In 2021, residents completed a storm water runoff project in support of the Patuxent River, which is a Chesapeake Bay tributary. Through an affiliation with the Citizen Science Project, the Solomons beach was identified as a location for diamondback terrapin nesting. Residents keep watch for newly laid turtle eggs and cover them with cages to protect them from predators. The committee recently funded the replacement of the Osprey nest platform off Asbury Solomons’ dock.
Go Green members also lead the charge in recycling efforts, including an ongoing collection of plastic grocery bags for the Trex composite decking company’s Bags to Benches program. Any group that collects 500 pounds of bags in a six-month period earns a bench, and Asbury Solomons now has 8 benches and counting.
Birds, bees, and butterflies

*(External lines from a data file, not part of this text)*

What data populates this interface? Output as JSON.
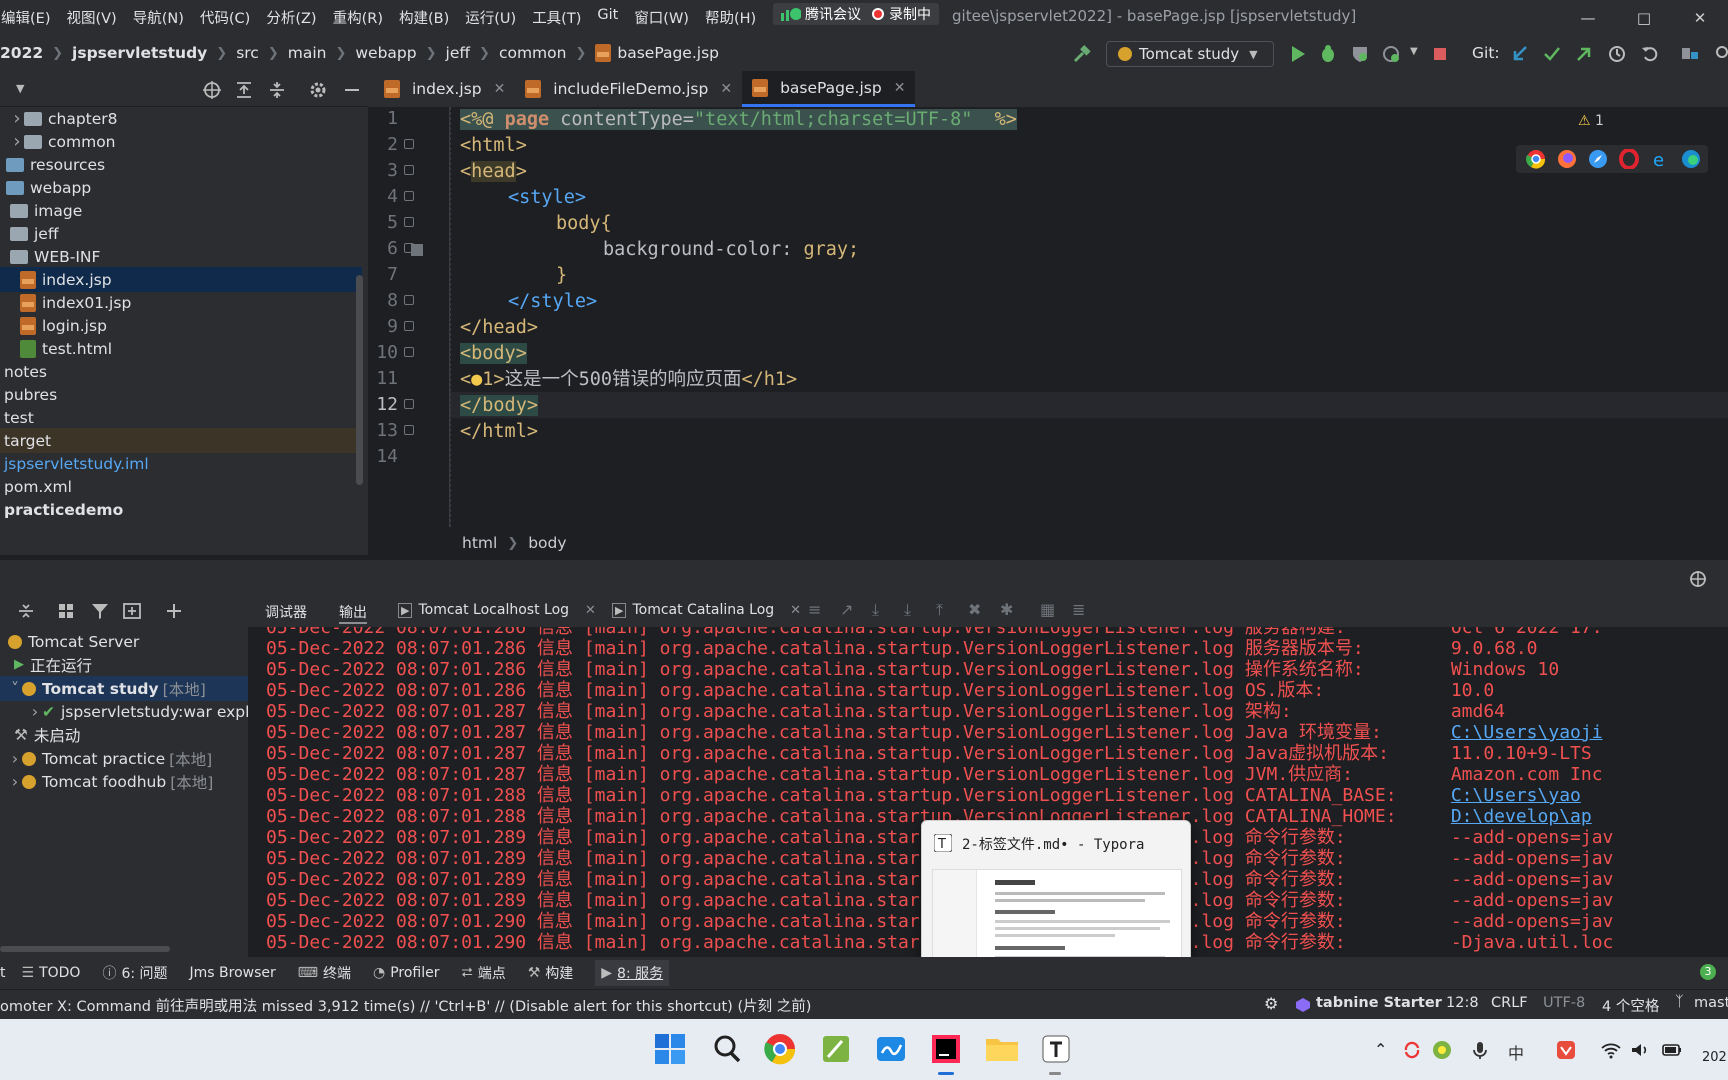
{
  "titlebar": {
    "menus": [
      "编辑(E)",
      "视图(V)",
      "导航(N)",
      "代码(C)",
      "分析(Z)",
      "重构(R)",
      "构建(B)",
      "运行(U)",
      "工具(T)",
      "Git",
      "窗口(W)",
      "帮助(H)"
    ],
    "meeting": "腾讯会议",
    "recording": "录制中",
    "window_title": "gitee\\jspservlet2022] - basePage.jsp [jspservletstudy]"
  },
  "navbar": {
    "crumbs": [
      "2022",
      "jspservletstudy",
      "src",
      "main",
      "webapp",
      "jeff",
      "common",
      "basePage.jsp"
    ],
    "run_config": "Tomcat study",
    "git_label": "Git:"
  },
  "project_tree": [
    {
      "label": "chapter8",
      "type": "folder"
    },
    {
      "label": "common",
      "type": "folder"
    },
    {
      "label": "resources",
      "type": "folder"
    },
    {
      "label": "webapp",
      "type": "folder"
    },
    {
      "label": "image",
      "type": "folder"
    },
    {
      "label": "jeff",
      "type": "folder"
    },
    {
      "label": "WEB-INF",
      "type": "folder"
    },
    {
      "label": "index.jsp",
      "type": "jsp",
      "selected": true
    },
    {
      "label": "index01.jsp",
      "type": "jsp"
    },
    {
      "label": "login.jsp",
      "type": "jsp"
    },
    {
      "label": "test.html",
      "type": "html"
    },
    {
      "label": "notes",
      "type": "folder"
    },
    {
      "label": "pubres",
      "type": "folder"
    },
    {
      "label": "test",
      "type": "folder"
    },
    {
      "label": "target",
      "type": "folder"
    },
    {
      "label": "jspservletstudy.iml",
      "type": "iml"
    },
    {
      "label": "pom.xml",
      "type": "xml"
    },
    {
      "label": "practicedemo",
      "type": "module"
    }
  ],
  "editor": {
    "tabs": [
      "index.jsp",
      "includeFileDemo.jsp",
      "basePage.jsp"
    ],
    "active_tab": "basePage.jsp",
    "line_numbers": [
      "1",
      "2",
      "3",
      "4",
      "5",
      "6",
      "7",
      "8",
      "9",
      "10",
      "11",
      "12",
      "13",
      "14"
    ],
    "warning_count": "1",
    "code": {
      "l1_open": "<%@ ",
      "l1_kw": "page",
      "l1_attr": " contentType=",
      "l1_str": "\"text/html;charset=UTF-8\"",
      "l1_close": "  %>",
      "l2": "html",
      "l3": "head",
      "l4": "style",
      "l5": "body{",
      "l6_prop": "background-color: ",
      "l6_val": "gray;",
      "l7": "}",
      "l8": "style",
      "l9": "head",
      "l10": "body",
      "l11_tag": "1",
      "l11_text": "这是一个500错误的响应页面",
      "l11_close": "h1",
      "l12": "body",
      "l13": "html"
    },
    "breadcrumb": [
      "html",
      "body"
    ]
  },
  "services": {
    "tabs": [
      "调试器",
      "输出",
      "Tomcat Localhost Log",
      "Tomcat Catalina Log"
    ],
    "tree": [
      {
        "label": "Tomcat Server",
        "suffix": ""
      },
      {
        "label": "正在运行",
        "suffix": ""
      },
      {
        "label": "Tomcat study",
        "suffix": "[本地]"
      },
      {
        "label": "jspservletstudy:war expl",
        "suffix": ""
      },
      {
        "label": "未启动",
        "suffix": ""
      },
      {
        "label": "Tomcat practice",
        "suffix": "[本地]"
      },
      {
        "label": "Tomcat foodhub",
        "suffix": "[本地]"
      }
    ],
    "log_prefix_a": "05-Dec-2022 08:07:01.",
    "log_class": " 信息 [main] org.apache.catalina.startup.VersionLoggerListener.log ",
    "log_lines": [
      {
        "ms": "286",
        "key": "服务器构建:",
        "val": "Oct 6 2022 17:"
      },
      {
        "ms": "286",
        "key": "服务器版本号:",
        "val": "9.0.68.0"
      },
      {
        "ms": "286",
        "key": "操作系统名称:",
        "val": "Windows 10"
      },
      {
        "ms": "286",
        "key": "OS.版本:",
        "val": "10.0"
      },
      {
        "ms": "287",
        "key": "架构:",
        "val": "amd64"
      },
      {
        "ms": "287",
        "key": "Java 环境变量:",
        "val": "C:\\Users\\yaoji"
      },
      {
        "ms": "287",
        "key": "Java虚拟机版本:",
        "val": "11.0.10+9-LTS"
      },
      {
        "ms": "287",
        "key": "JVM.供应商:",
        "val": "Amazon.com Inc"
      },
      {
        "ms": "288",
        "key": "CATALINA_BASE:",
        "val": "C:\\Users\\yao"
      },
      {
        "ms": "288",
        "key": "CATALINA_HOME:",
        "val": "D:\\develop\\ap"
      },
      {
        "ms": "289",
        "key": "命令行参数:",
        "val": "--add-opens=jav"
      },
      {
        "ms": "289",
        "key": "命令行参数:",
        "val": "--add-opens=jav"
      },
      {
        "ms": "289",
        "key": "命令行参数:",
        "val": "--add-opens=jav"
      },
      {
        "ms": "289",
        "key": "命令行参数:",
        "val": "--add-opens=jav"
      },
      {
        "ms": "290",
        "key": "命令行参数:",
        "val": "--add-opens=jav"
      },
      {
        "ms": "290",
        "key": "命令行参数:",
        "val": "-Djava.util.loc"
      }
    ]
  },
  "popup": {
    "icon": "T",
    "title": "2-标签文件.md• - Typora"
  },
  "toolwindows": [
    "TODO",
    "6: 问题",
    "Jms Browser",
    "终端",
    "Profiler",
    "端点",
    "构建",
    "8: 服务"
  ],
  "statusbar": {
    "message": "omoter X: Command 前往声明或用法 missed 3,912 time(s) // 'Ctrl+B' // (Disable alert for this shortcut) (片刻 之前)",
    "tabnine": "tabnine Starter",
    "position": "12:8",
    "line_sep": "CRLF",
    "encoding": "UTF-8",
    "indent": "4 个空格",
    "branch": "mast",
    "events": "3"
  },
  "taskbar": {
    "clock_partial": "202"
  },
  "colors": {
    "accent": "#3574f0",
    "log_red": "#f05050",
    "bg": "#1e1f22",
    "panel": "#2b2d30"
  }
}
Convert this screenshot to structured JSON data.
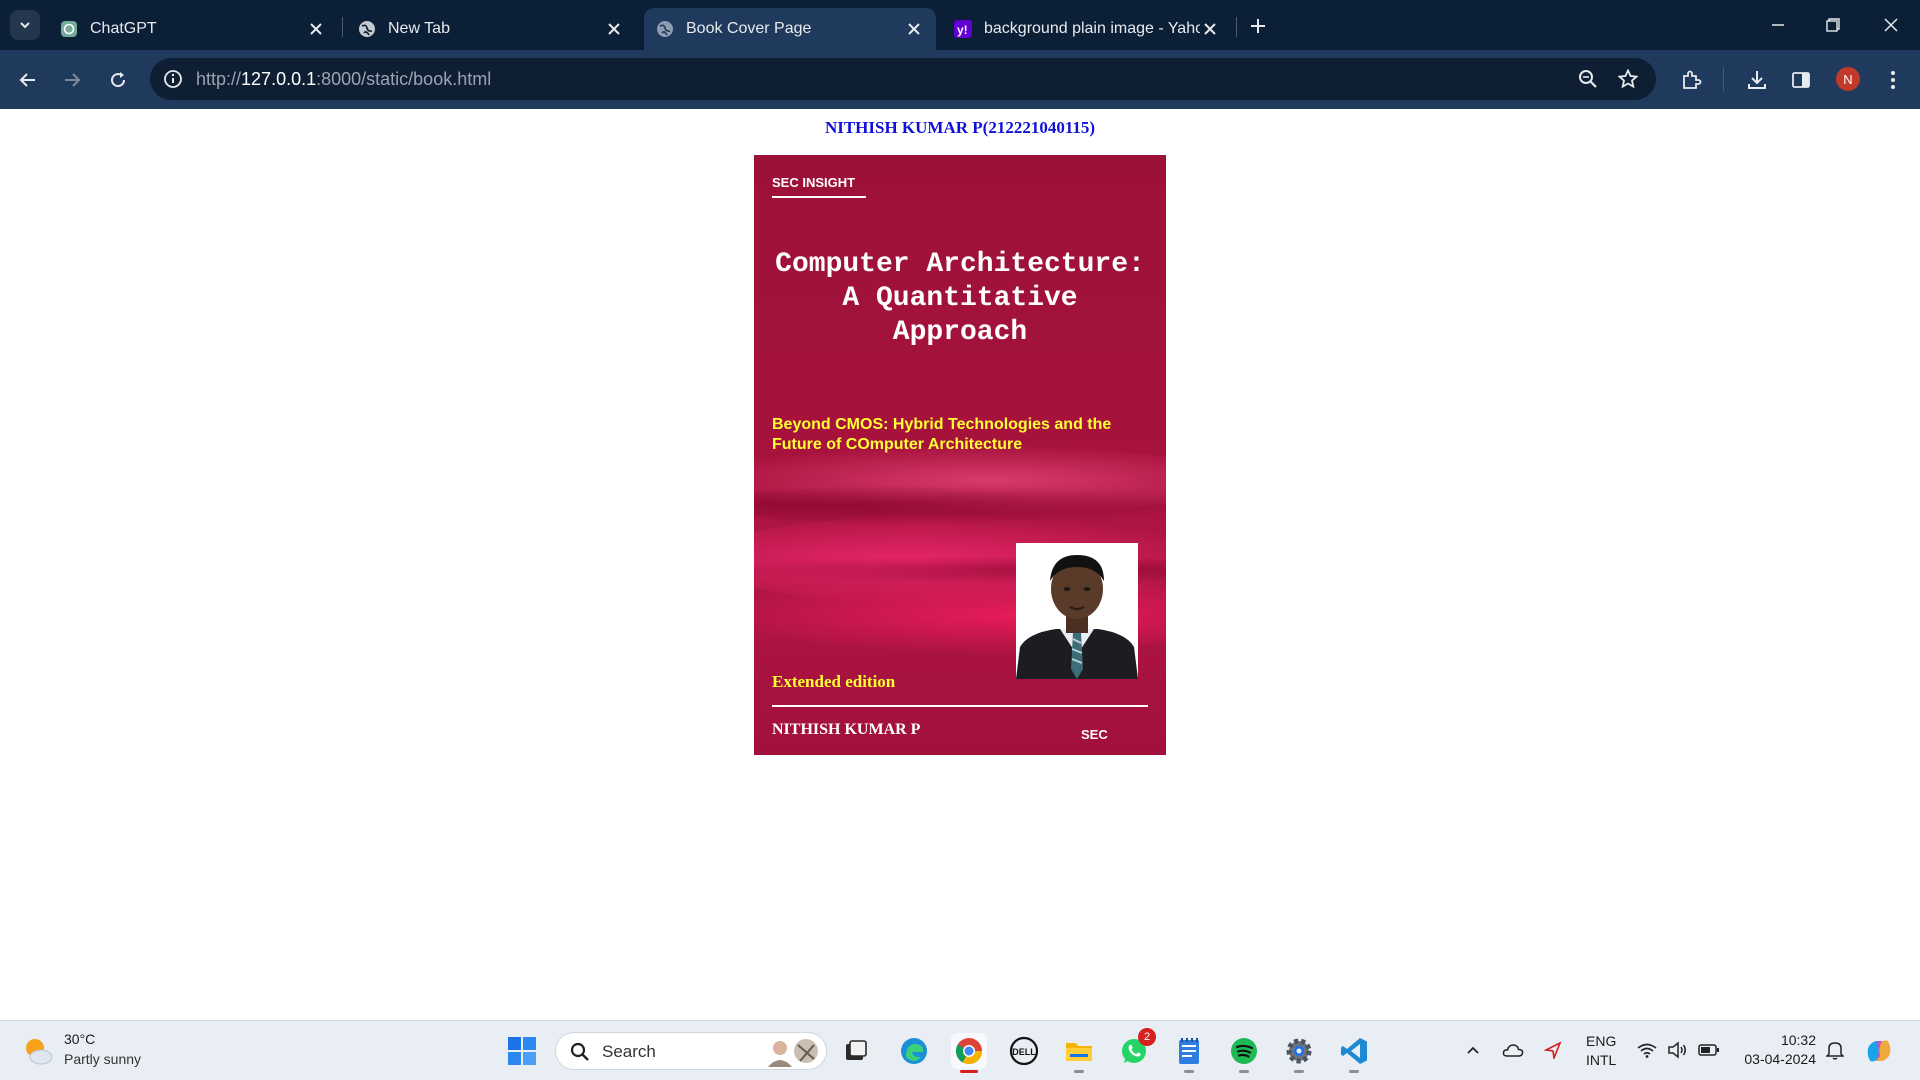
{
  "browser": {
    "tabs": [
      {
        "label": "ChatGPT",
        "icon": "chatgpt-icon"
      },
      {
        "label": "New Tab",
        "icon": "globe-icon"
      },
      {
        "label": "Book Cover Page",
        "icon": "globe-icon",
        "active": true
      },
      {
        "label": "background plain image - Yahoo",
        "icon": "yahoo-icon"
      }
    ],
    "url_scheme": "http://",
    "url_host": "127.0.0.1",
    "url_rest": ":8000/static/book.html",
    "profile_initial": "N"
  },
  "page": {
    "heading": "NITHISH KUMAR P(212221040115)",
    "cover": {
      "publisher": "SEC INSIGHT",
      "title": "Computer Architecture: A Quantitative Approach",
      "subtitle": "Beyond CMOS: Hybrid Technologies and the Future of COmputer Architecture",
      "edition": "Extended edition",
      "author": "NITHISH KUMAR P",
      "publisher_mark": "SEC"
    }
  },
  "taskbar": {
    "weather_temp": "30°C",
    "weather_desc": "Partly sunny",
    "search_placeholder": "Search",
    "whatsapp_badge": "2",
    "lang_line1": "ENG",
    "lang_line2": "INTL",
    "time": "10:32",
    "date": "03-04-2024"
  },
  "colors": {
    "tabbar": "#0b1f37",
    "toolbar": "#1f3a5c",
    "heading": "#1010d8",
    "cover": "#a6123c",
    "cover_accent_text": "#ffff33"
  }
}
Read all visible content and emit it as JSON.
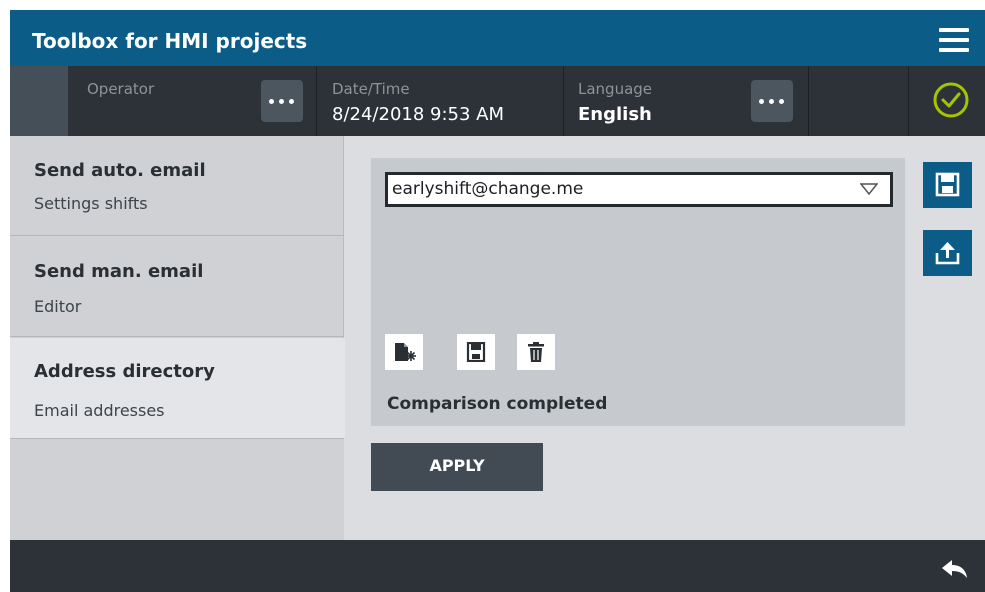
{
  "app": {
    "title": "Toolbox for HMI projects"
  },
  "statusbar": {
    "operator_label": "Operator",
    "datetime_label": "Date/Time",
    "datetime_value": "8/24/2018 9:53 AM",
    "language_label": "Language",
    "language_value": "English"
  },
  "sidebar": {
    "items": [
      {
        "title": "Send auto. email",
        "subtitle": "Settings shifts",
        "active": false
      },
      {
        "title": "Send man. email",
        "subtitle": "Editor",
        "active": false
      },
      {
        "title": "Address directory",
        "subtitle": "Email addresses",
        "active": true
      }
    ]
  },
  "main": {
    "email_select": {
      "value": "earlyshift@change.me"
    },
    "status_text": "Comparison completed",
    "apply_label": "APPLY"
  },
  "icons": {
    "menu": "hamburger-menu-icon",
    "dots": "more-options-icon",
    "ok": "check-circle-icon",
    "dropdown": "chevron-down-icon",
    "new": "new-entry-icon",
    "save": "save-icon",
    "delete": "trash-icon",
    "upload": "upload-icon",
    "back": "back-arrow-icon"
  },
  "colors": {
    "header_blue": "#0b5c87",
    "dark_bar": "#2c3238",
    "ok_green": "#a7c400"
  }
}
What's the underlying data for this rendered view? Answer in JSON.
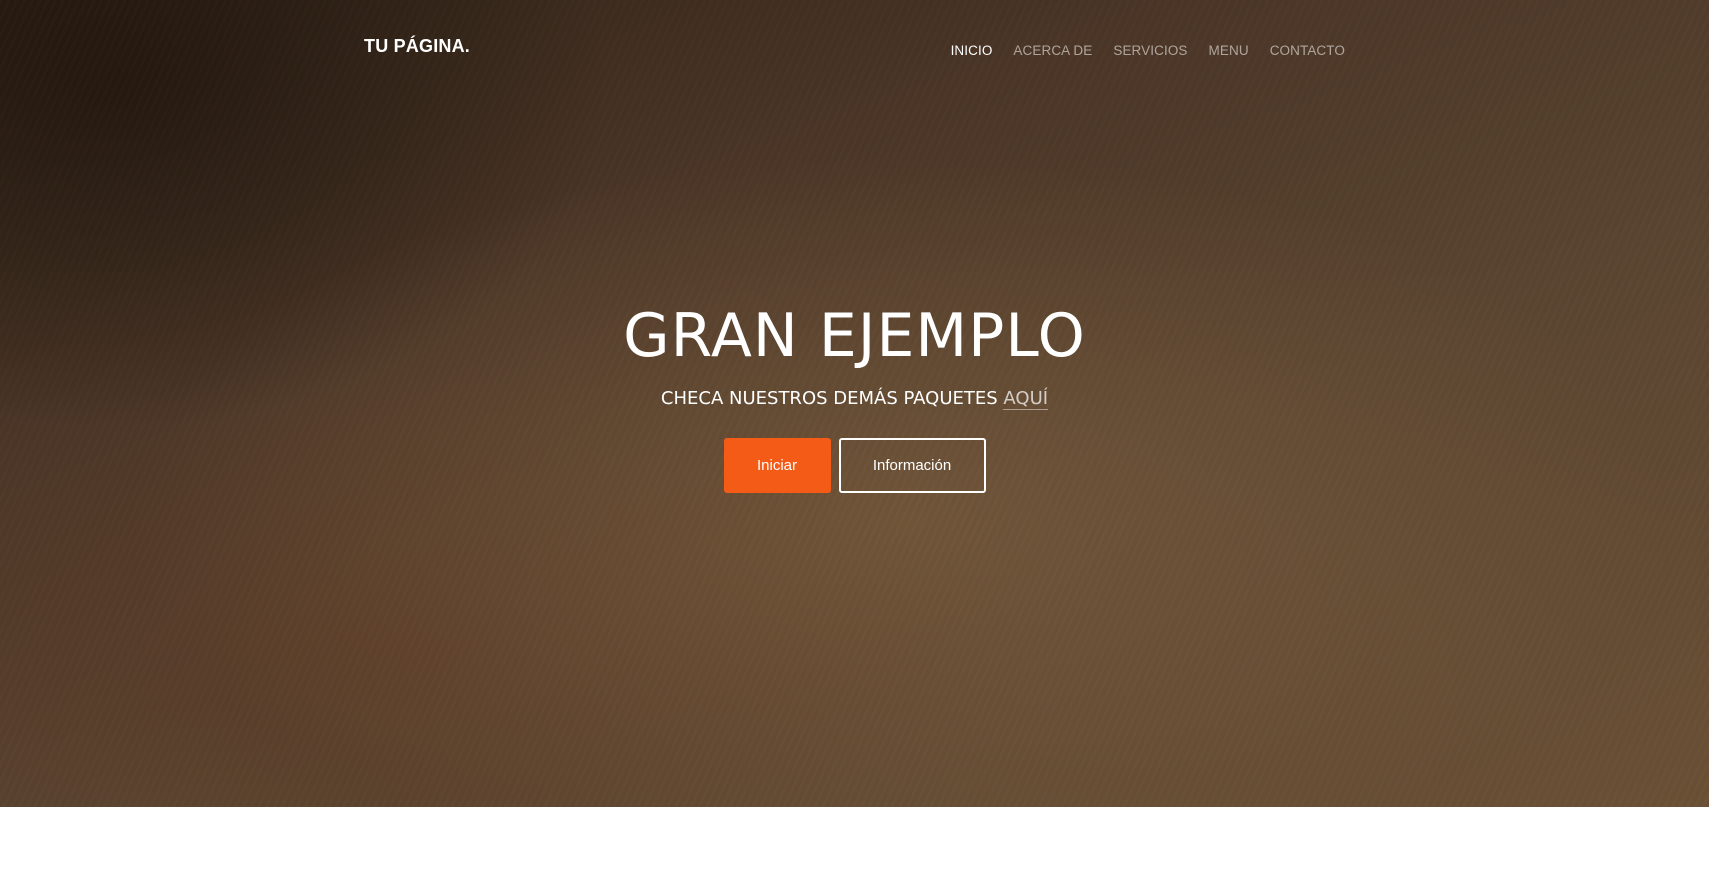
{
  "navbar": {
    "brand": "TU PÁGINA.",
    "links": [
      {
        "label": "INICIO",
        "active": true
      },
      {
        "label": "ACERCA DE",
        "active": false
      },
      {
        "label": "SERVICIOS",
        "active": false
      },
      {
        "label": "MENU",
        "active": false
      },
      {
        "label": "CONTACTO",
        "active": false
      }
    ]
  },
  "hero": {
    "title": "GRAN EJEMPLO",
    "subtitle_text": "CHECA NUESTROS DEMÁS PAQUETES ",
    "subtitle_link": "AQUÍ",
    "primary_button": "Iniciar",
    "secondary_button": "Información"
  },
  "colors": {
    "accent": "#f45b17",
    "hero_background": "#4f3a28",
    "text": "#ffffff"
  }
}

At Riverwoods in Lewisburg, Pa., residents and avid gardeners Mary Ellen Beaver and Diane Reed plant and tend to 15 large pots placed across the campus.
“Every day is Earth Day for me,” says Mary Ellen, who acquired her green thumb from her father, a gardener who grew flowers and most of the family’s produce.
Mary Ellen and Diane focus their efforts on creating pollinator garden pots which attract bees, butterflies, hummingbirds, and other beneficial creatures that transfer pollen from flower to flower. These small gardens can make a huge difference as pollinators – especially bees – have suffered from loss of habitat, misuse of chemicals, and the spread of invasive plants and species. They make a nice supplement the community’s original butterfly garden located behind RidgeCrest Apartments.
Campuses at Asbury Place in Kingsport, Tenn., and Springhill in Erie, Pa., have flourishing pollinator-friendly butterfly gardens. Springhill’s garden was established by a retired entomologist, and is maintained by residents in collaboration with Penn State master gardeners.
Reduce, Reuse, Recycle
At Normandie Ridge in York, Pa., the Environmental Committee spearheads common-place recycling efforts in addition to less common ones like eyeglass recycling and medication disposal. Two ‘recycling’ programs – one for sneakers and the other for LEGOs – support disadvantaged children.
When residents discovered that only corrugated cardboard, not other types of paper, was being recycled by their refuse hauler, they decided to do it themselves. Working with a local business, residents make daily pickups from trash and then deliver it to Continental twice a week.
The committee is also working with a local business that converts plastics and Styrofoam into gravel-like material for building blocks and paving. Volunteers collect plastic from trash rooms daily and are currently filling a 15 or more trash bags weekly.
Home to a 17-acre Nature Preserve with two ponds and a stream and a certified arboretum, Asbury Methodist Village in Gaithersburg, Md., is a model eco-friendly campus. In 2017 Asbury partnered with a local company to compost all food scraps from its kitchens and dining venues – 84 tons worth of food the first year. Residents began composting one year later.
In April of 2023, the community was once again awarded a Gaithersburg Environmental Award from the city’s mayor. The community’s 2022 green efforts resulted in:
The resident-run Habitat Action Committee, a group of about 30 residents, works to nurture the environment and sustain the hundreds of species of plant and animal life on the 134-acre campus by eliminating invasive plants, monitoring newly planted trees, and tending to five pollinator gardens to attract butterflies and birds. Those efforts include the installation of 14 bluebird nest boxes as well as bird feeders in the Nature Preserve and monitoring four beehives.
“We have a campus that no other retirement community in the area can rival, and we’re honored to be able to advocate for it,” says Kris Martin, Chair of the Habitat Action Committee.